The Intricacies of the Plea Hearing Process in Victoria

The plea hearing process in Victoria, its significance, and the implications of different plea choices

The plea hearing in Victoria marks a critical juncture in the criminal justice system, where the accused enters their plea in response to the charges they face. This pivotal moment can significantly impact the trajectory of the case, shaping its outcome and potential consequences.

Defining the Plea Hearing

The plea hearing is the stage in a criminal case where the accused formally responds to the charges brought against them. They must declare whether they plead guilty or not guilty. This declaration sets the foundation for the subsequent proceedings.

Pleading Guilty

When an accused pleads guilty, they admit to the charges and accept responsibility for their actions. By doing so, the case moves forward to the sentencing phase, where the court determines the appropriate punishment. Pleading guilty can be seen as a display of remorse and cooperation with the legal process, potentially leading to more lenient sentencing.

Pleading Not Guilty

When an accused pleads not guilty, they deny the charges and contest the case against them. This initiates a trial where the prosecution must present evidence to prove the accused’s guilt beyond a reasonable doubt. A not-guilty plea provides the accused with an opportunity to challenge the evidence and seek acquittal.

The Role of Legal Representation

During the plea hearing, legal representation plays a crucial role. Defence lawyers provide advice to the accused on their plea options, potential outcomes, and the implications of each choice. Prosecutors present the charges and evidence to the court.

Guilty Plea Negotiations

In some cases, there may be negotiations between the defence and the prosecution before the plea hearing. This can lead to charge reductions or agreements on sentencing recommendations, encouraging the accused to plead guilty in exchange for potential benefits.

Considerations for Pleading Guilty or Not Guilty

Pleading Guilty

Acknowledgment of Responsibility

A guilty plea signifies acceptance of responsibility for the offence, showing remorse and willingness to face consequences.
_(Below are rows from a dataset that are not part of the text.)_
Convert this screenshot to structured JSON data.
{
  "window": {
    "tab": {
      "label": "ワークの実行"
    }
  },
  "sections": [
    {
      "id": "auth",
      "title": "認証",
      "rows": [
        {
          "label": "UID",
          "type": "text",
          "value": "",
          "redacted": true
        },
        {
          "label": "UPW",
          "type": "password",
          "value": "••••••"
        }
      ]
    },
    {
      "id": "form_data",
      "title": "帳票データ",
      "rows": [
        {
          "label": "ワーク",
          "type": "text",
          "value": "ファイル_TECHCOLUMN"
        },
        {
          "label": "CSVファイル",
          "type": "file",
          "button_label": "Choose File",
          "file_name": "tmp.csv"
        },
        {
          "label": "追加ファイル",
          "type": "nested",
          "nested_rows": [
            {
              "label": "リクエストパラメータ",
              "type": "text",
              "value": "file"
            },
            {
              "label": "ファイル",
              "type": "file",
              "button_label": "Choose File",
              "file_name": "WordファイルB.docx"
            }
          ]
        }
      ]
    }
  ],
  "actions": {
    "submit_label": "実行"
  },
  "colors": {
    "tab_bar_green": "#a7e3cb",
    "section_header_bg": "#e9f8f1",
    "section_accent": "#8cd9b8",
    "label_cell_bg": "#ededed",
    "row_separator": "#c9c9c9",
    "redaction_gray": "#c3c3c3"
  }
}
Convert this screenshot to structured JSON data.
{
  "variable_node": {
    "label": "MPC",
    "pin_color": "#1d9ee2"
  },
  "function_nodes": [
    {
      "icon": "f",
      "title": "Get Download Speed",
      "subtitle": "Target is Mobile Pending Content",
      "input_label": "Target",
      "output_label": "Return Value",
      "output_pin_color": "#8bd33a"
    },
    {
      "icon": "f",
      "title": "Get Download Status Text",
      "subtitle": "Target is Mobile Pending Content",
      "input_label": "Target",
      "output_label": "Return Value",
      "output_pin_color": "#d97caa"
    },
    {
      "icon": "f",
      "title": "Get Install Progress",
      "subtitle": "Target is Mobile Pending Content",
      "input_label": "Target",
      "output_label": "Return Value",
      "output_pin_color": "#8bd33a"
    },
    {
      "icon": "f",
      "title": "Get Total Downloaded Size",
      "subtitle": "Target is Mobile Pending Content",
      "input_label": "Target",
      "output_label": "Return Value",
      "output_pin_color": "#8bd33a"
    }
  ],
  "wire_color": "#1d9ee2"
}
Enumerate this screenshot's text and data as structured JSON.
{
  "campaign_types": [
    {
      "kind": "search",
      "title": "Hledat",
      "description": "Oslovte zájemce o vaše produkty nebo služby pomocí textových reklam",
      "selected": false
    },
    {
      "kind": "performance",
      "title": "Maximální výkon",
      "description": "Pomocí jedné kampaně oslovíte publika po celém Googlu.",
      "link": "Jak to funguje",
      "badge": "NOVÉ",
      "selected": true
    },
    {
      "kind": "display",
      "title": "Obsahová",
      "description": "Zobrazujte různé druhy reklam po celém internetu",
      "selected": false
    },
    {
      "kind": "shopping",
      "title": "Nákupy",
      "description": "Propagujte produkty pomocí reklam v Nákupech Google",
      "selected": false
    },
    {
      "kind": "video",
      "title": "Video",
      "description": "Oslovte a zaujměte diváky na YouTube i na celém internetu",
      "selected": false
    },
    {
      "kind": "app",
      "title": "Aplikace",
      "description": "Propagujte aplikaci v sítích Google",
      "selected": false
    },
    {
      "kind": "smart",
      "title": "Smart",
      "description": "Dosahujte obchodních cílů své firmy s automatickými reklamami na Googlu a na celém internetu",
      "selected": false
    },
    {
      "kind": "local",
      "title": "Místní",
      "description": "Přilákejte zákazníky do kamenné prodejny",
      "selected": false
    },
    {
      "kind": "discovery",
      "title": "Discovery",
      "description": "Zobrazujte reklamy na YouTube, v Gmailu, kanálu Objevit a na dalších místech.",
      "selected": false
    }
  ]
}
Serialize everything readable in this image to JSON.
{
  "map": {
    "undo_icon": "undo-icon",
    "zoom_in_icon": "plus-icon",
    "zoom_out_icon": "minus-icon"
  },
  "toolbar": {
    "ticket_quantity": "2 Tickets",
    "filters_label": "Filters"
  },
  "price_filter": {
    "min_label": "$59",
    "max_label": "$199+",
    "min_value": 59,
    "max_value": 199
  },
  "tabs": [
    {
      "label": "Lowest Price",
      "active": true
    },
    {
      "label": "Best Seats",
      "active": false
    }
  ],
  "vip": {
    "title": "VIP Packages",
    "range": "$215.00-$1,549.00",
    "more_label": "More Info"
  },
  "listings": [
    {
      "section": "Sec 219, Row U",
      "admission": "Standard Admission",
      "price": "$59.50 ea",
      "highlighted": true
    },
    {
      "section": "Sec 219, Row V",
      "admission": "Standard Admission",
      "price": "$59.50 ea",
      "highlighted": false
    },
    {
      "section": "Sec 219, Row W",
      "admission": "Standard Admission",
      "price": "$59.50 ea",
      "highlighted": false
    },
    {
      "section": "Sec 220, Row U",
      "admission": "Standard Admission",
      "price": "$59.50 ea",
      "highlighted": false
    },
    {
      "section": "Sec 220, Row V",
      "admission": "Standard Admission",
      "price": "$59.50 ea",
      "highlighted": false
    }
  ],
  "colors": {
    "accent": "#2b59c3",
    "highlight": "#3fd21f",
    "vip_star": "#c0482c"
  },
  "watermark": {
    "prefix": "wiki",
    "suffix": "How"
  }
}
Potential Leniency

Judges may consider a guilty plea as a mitigating factor during sentencing, potentially resulting in a more lenient sentence.

Expedited Resolution

Pleading guilty can expedite the legal process, reducing the burden on the court system and avoiding the need for a trial.

Pleading Not Guilty

Asserting Innocence

A not-guilty plea allows the accused to assert their innocence and challenge the evidence against them.

Right to Trial

Pleading not guilty preserves the accused’s right to a fair trial, where the prosecution must prove their guilt beyond a reasonable doubt.

Opportunity for Acquittal

A not-guilty plea provides an opportunity for the accused to seek acquittal if the prosecution’s case is insufficient.


The plea hearing process in Victoria is a critical step in the criminal justice system, shaping the course of a case and its outcome. Whether an accused pleads guilty or not guilty, their decision holds profound implications for the legal process, their rights, and potential consequences. Understanding the significance of the plea hearing empowers individuals to make informed choices, ensuring that justice is served fairly and transparently in the state of Victoria.